355 U.S. 220 (1957)
A 1957 United States Supreme Court opinion in the area of personal jurisdiction in which the Court held that a non-resident defendant’s single or isolated activities related to the controversy could support personal jurisdiction over that defendant.
The case commenced in a California state court and involved the claims of McGee, in her capacity beneficiary of her deceased son’s life insurance policy, against a non-resident insurance company, International Life. International Life was served by mail in Texas, its corporate home. International Life declined to appear in the case and McGee obtained a default judgment in California, which she later attempted to enforce in Texas. In response to McGee’s judgment enforcement efforts, International Life collaterally attacked the judgment, contending that California did not have personal jurisdiction over it and, therefore, the judgment was void ab initio. The Texas courts agreed and held that the judgment was void under the Fourteenth Amendment because service of process outside of California could not give the courts of that State jurisdiction over International Life.

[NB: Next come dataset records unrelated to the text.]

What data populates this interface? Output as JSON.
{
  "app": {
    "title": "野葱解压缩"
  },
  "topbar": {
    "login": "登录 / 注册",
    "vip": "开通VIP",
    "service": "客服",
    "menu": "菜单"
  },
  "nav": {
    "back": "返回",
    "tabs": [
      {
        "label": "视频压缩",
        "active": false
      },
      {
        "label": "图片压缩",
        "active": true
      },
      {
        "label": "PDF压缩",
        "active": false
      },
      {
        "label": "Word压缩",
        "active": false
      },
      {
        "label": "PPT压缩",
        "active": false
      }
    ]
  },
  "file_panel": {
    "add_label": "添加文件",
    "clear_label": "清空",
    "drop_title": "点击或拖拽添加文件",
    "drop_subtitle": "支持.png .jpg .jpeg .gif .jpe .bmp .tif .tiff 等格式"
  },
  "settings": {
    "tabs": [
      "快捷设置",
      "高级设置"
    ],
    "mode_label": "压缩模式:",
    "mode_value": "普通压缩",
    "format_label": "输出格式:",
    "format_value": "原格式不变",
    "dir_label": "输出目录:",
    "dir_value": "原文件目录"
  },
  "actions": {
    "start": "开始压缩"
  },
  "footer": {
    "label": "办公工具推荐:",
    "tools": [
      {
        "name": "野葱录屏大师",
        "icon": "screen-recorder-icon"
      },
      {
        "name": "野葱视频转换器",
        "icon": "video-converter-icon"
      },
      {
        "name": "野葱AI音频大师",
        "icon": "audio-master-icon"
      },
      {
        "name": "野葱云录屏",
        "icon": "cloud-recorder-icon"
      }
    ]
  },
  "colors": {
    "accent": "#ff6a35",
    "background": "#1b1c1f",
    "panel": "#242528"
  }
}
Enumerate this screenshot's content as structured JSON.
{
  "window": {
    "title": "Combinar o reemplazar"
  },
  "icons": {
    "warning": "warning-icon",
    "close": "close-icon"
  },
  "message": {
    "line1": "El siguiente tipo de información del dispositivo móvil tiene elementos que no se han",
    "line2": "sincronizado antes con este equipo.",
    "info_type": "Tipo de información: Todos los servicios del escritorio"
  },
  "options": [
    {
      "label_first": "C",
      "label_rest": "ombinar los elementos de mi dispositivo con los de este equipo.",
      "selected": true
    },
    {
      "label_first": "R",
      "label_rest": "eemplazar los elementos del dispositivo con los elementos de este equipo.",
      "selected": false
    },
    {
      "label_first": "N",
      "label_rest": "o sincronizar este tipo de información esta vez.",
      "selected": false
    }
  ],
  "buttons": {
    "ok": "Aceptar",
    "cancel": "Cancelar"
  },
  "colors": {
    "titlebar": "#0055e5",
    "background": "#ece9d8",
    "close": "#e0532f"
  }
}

The United States Supreme Court reversed the Texas court’s rulings and ruled that the California state court could exercise jurisdiction over International Life, notwithstanding the fact that the defendant conducted virtually no business in California, with the only California policy in force being the decedent’s (McGee’s son). The Court emphasized the fact that the contract sued upon had a substantial connection to the forum state, as well as California’s strong interest in protecting its citizens.
See also Specific Jurisdiction